When I was a child, I wanted to be a physician or engineer. I earned a BS in Materials Science and Engineering from Carnegie Mellon University in Pittsburgh, Penn., where my research focused on tissue engineering and novel cancer treatments. After graduating college, I served over 13 years in the U.S. Navy as a Surface Warfare Officer with multiple deployments. My main responsibilities included leading teams in the fields of engineering, ship driving and combat systems. My naval engineering experience includes mechanical engineering, electrical engineering, engineering management, and engineering inspection and certification.


How did you get into the eye and vision field?

I took a course about ophthalmology in my first year of medical school and liked it so much that I immediately started looking for ways to get involved in the field. I started doing research in the Afshari Lab later in my first year, I fell in love with the specialty and haven’t looked back since.


What's something unique about your research?

We had the idea to study conjunctival changes after seeing the large influx of patients with mask-induced dry eye symptoms due to increased mask usage during a global pandemic and wondered how the seeming temporary changes compared to clinical dry eye.


In your opinion, what obstacles do Native Americans/American Indians still face in this industry?

Lack of access to family or mentors who are physicians to provide guidance on how to successfully start and navigate this career path.


Have you noticed changes as you advanced? (e.g., initiatives, programs, events, resources)

Yes! In fact, I am one small part of the amazing team of faculty and students that started the Program in Medical Education–Transforming Indigenous Doctor Education (PRIME-TIDE) at UC San Diego School of Medicine. The program’s goal is to promote the training of physicians dedicated to serving indigenous communities. We have partnerships that allow the students to rotate through clinical sites on reservations or Native land in California, Washington, Arizona, New Mexico, and Oklahoma. The program also includes a generous scholarship toward tuition at UCSD SOM. Support for the program is generously given by the State of California.


In addition, I served as an officer in my school’s Association of Native American Medical Students (ANAMS) for several years. We organized many Native community outreach projects ranging from community health, mentoring Native youth interested in health professions, to community bonding through cultural sharing. Through this work, I saw firsthand how ANAMS is a valuable resource providing opportunities to both indigenous medical students and Native communities around the nation. 

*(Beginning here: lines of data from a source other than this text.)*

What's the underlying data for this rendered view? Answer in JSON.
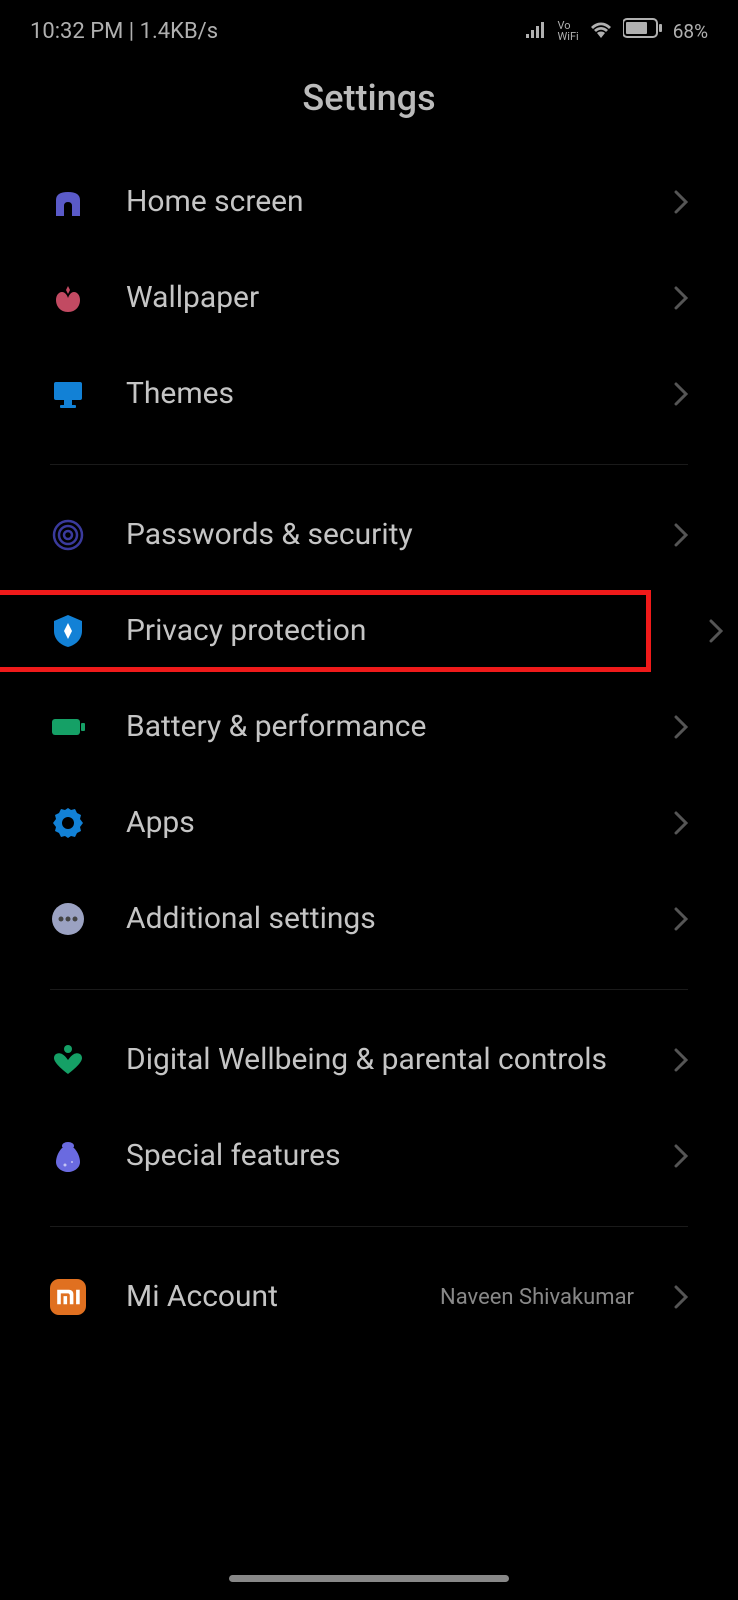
{
  "status": {
    "time": "10:32 PM",
    "netspeed": "1.4KB/s",
    "battery": "68%"
  },
  "title": "Settings",
  "groups": [
    [
      {
        "id": "home-screen",
        "label": "Home screen",
        "icon": "home",
        "color": "#5a5ac8",
        "highlight": false
      },
      {
        "id": "wallpaper",
        "label": "Wallpaper",
        "icon": "wallpaper",
        "color": "#c24a62",
        "highlight": false
      },
      {
        "id": "themes",
        "label": "Themes",
        "icon": "themes",
        "color": "#1281d6",
        "highlight": false
      }
    ],
    [
      {
        "id": "passwords-security",
        "label": "Passwords & security",
        "icon": "fingerprint",
        "color": "#3a3a9c",
        "highlight": false
      },
      {
        "id": "privacy-protection",
        "label": "Privacy protection",
        "icon": "shield",
        "color": "#1281d6",
        "highlight": true
      },
      {
        "id": "battery-performance",
        "label": "Battery & performance",
        "icon": "battery",
        "color": "#15a066",
        "highlight": false
      },
      {
        "id": "apps",
        "label": "Apps",
        "icon": "gear",
        "color": "#1281d6",
        "highlight": false
      },
      {
        "id": "additional-settings",
        "label": "Additional settings",
        "icon": "more",
        "color": "#9ba2c2",
        "highlight": false
      }
    ],
    [
      {
        "id": "digital-wellbeing",
        "label": "Digital Wellbeing & parental controls",
        "icon": "heart",
        "color": "#15a066",
        "highlight": false
      },
      {
        "id": "special-features",
        "label": "Special features",
        "icon": "flask",
        "color": "#6a6ae0",
        "highlight": false
      }
    ],
    [
      {
        "id": "mi-account",
        "label": "Mi Account",
        "icon": "mi",
        "color": "#e07020",
        "highlight": false,
        "value": "Naveen Shivakumar"
      }
    ]
  ]
}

Tell us how you found opportunities to help you grow in your career.

Through a lot of cold calling and cold emailing I was lucky enough to find great mentors who told me about opportunities to get involved with or apply to. It was also valuable to get involved in organizations that promote opportunities for trainees.


Do you have any pearls of wisdom for young Native Americans/American Indians entering or currently in the field?

Map out the steps to reach your goals and it will make the journey feel less daunting.